===== TASK DATA

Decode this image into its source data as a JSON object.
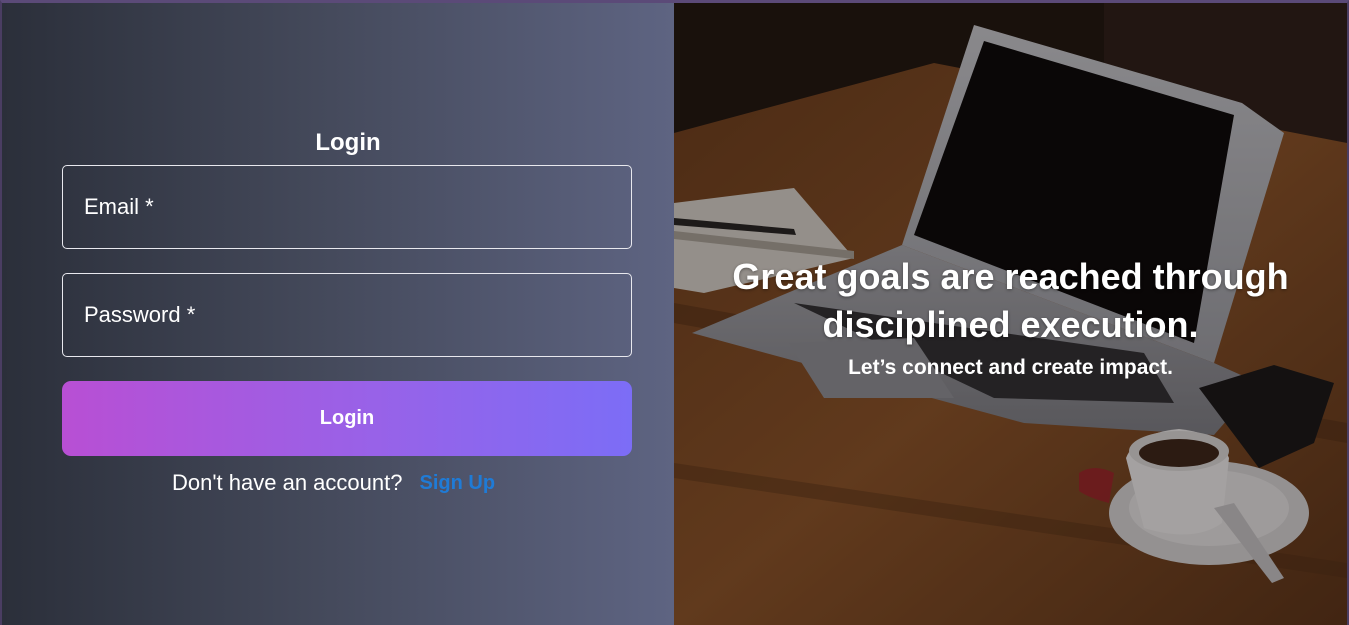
{
  "form": {
    "title": "Login",
    "email_label": "Email *",
    "password_label": "Password *",
    "login_button": "Login",
    "signup_prompt": "Don't have an account?",
    "signup_link": "Sign Up"
  },
  "hero": {
    "headline_line1": "Great goals are reached through",
    "headline_line2": "disciplined execution.",
    "subtext": "Let’s connect and create impact."
  },
  "colors": {
    "button_gradient_start": "#b84fd4",
    "button_gradient_end": "#7c6df6",
    "link": "#1f7bd6"
  },
  "icons": {
    "hero_image": "laptop-desk-photo"
  }
}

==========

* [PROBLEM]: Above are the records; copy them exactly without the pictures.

* [RESULT FOR THIS EXERCISE]:
Decode this image into its source data as a JSON object.
{
  "form": {
    "title": "Login",
    "email_label": "Email *",
    "password_label": "Password *",
    "login_button": "Login",
    "signup_prompt": "Don't have an account?",
    "signup_link": "Sign Up"
  },
  "hero": {
    "headline_line1": "Great goals are reached through",
    "headline_line2": "disciplined execution.",
    "subtext": "Let’s connect and create impact."
  },
  "colors": {
    "button_gradient_start": "#b84fd4",
    "button_gradient_end": "#7c6df6",
    "link": "#1f7bd6"
  },
  "icons": {
    "hero_image": "laptop-desk-photo"
  }
}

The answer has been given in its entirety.